We had to purchase visas for India, Turkey, and Thailand. Every other nation did not charge for visas or visa-free travel was possible for Americans. As expected, air travel was our largest expense at a little over $6,000 for the two of us. We flew 12 times over the course of seven months with an average cost of $500 per segment ($250 per person). Costs per flight:
- Chicago to Riga, Latvia (via Copenhagen)–> $700
- Stockholm to Barcelona –> $513
- Porto, Portugal to Frankfurt –> $131
- Sarajevo to Zagreb to Sarajevo (round trip) –> $234 (solo trip for Clark to fix the computer)
- Sarajevo to Istanbul –> $522 (Cheaper before a $150 change fee due to the MacBook problem)
- Antalya, Turkey to Cyprus –> $165
- Larnaca, Cyprus to Cairo –> $329
- Cairo to Amman –> $479 (ouch!)
- Amman to Delhi –> $631
- Jodhpur, India to Singapore (via Delhi) –> $837
- Bangkok to Chicago (via Beijing) –> $1,547 + $300 for class upgrade
We chose not to buy a Eurorail pass, and our decision was a good one. We only spent $564 on train travel in the EU (excluding Hungary and Czech Rep.). Many Eastern European nations are not included in unlimited passes, so keep that in mind when making your decision. Want my advice? Buy as you go. A rail pass locks you into traveling by rail. Buses, hitching, and ride sharing are great alternatives to the train, and they are almost always cheaper.
Jordan isn’t so cheap. It is very difficult to avoid long, expensive cab rides while traveling in Jordan. We racked up a painful $237 in cab fare during our nine days in the country. Keep this in mind if you plan on doing extensive travel in the Middle East.
As you can tell, we kept a close eye on our budget, but we were not slaves to the numbers. We splurged on a few items, and I am glad we did. You can’t pinch pennies every single day, or you will drive yourself crazy and miss out on once-in-a-lifetime experiences.
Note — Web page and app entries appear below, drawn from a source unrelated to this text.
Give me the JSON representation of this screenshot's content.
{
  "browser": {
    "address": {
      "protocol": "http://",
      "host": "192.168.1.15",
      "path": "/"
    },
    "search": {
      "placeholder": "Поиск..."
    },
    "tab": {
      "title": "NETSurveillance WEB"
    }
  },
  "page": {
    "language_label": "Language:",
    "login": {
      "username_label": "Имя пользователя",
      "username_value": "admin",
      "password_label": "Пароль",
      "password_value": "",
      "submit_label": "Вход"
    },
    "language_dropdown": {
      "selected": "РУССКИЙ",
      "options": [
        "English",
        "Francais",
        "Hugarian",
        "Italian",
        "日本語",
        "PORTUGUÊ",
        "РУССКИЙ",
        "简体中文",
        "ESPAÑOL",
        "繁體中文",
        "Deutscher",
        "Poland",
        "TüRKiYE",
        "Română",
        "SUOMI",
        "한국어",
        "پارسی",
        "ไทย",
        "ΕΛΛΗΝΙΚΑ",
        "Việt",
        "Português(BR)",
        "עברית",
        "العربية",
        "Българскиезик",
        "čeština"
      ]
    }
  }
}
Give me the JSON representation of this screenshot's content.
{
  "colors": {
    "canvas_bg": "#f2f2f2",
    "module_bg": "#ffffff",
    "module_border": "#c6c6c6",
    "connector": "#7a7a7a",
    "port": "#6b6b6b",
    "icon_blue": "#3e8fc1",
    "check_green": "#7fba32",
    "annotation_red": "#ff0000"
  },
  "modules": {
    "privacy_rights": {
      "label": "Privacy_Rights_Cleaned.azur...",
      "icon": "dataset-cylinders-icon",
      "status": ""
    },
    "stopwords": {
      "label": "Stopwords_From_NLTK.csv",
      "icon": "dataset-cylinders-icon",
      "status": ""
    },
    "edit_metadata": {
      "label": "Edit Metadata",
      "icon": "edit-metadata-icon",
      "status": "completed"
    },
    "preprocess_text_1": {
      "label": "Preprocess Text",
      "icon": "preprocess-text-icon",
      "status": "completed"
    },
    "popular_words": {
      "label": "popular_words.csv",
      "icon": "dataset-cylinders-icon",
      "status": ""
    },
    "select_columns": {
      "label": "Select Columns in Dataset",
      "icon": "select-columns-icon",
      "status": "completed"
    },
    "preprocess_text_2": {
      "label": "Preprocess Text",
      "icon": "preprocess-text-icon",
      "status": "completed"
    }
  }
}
Also, budget for mishaps because there will be a few. Here are a few of our big ticket items:
- Hot Air Balloon Ride in Cappadocia, Turkey –> $332
- Fancy Dinner in Hvar, Croatia –> $106 (our computer crashed the next day)
- MacBook Repairs –> $600 (parts, transportation, labor charges, flight change fees, etc.)
The Raw Data
Want to see how much socks cost in Konya, Turkey? Curious how many times we had gelato? Ever wondered how much face wash costs in Spain?
Great news! If you want a ready-made budget spreadsheet for your RTW trip or want to see every one of our 1,600 transactions, I have made our worksheet available to everyone!
Click here to download the actual Excel spreadsheet we used on our trip.
WARNING: This was created using Microsoft Office for Macintosh, so the PivotTables may not work properly in non-shitty Excel (a.k.a. Excel for Windows). User be warned.
How We Saved
For years now, we have been car-free. We have saved thousands on car payments, insurance, gasoline, maintenance, and parking. That alone almost paid for this trip. We also did many small things like saved coupons, ate out less often, and cut out trips to Starbucks. Kim even swore off pedicures for over a year!
Before leaving, we heavily researched average costs per day using travel blogs and other websites, and we made realistic assumptions about our acceptable level of comfort. Sure, we could save money by sleeping on the street, but who are we kidding? Make your money last by focusing on lower-cost regions of the world– Eastern Europe, India, and Asia are among the most budget-friendly. Cut lodging costs and have more fun by using CouchSurfing. Eat in local markets, packing sack lunches, and use hostel kitchens to save even more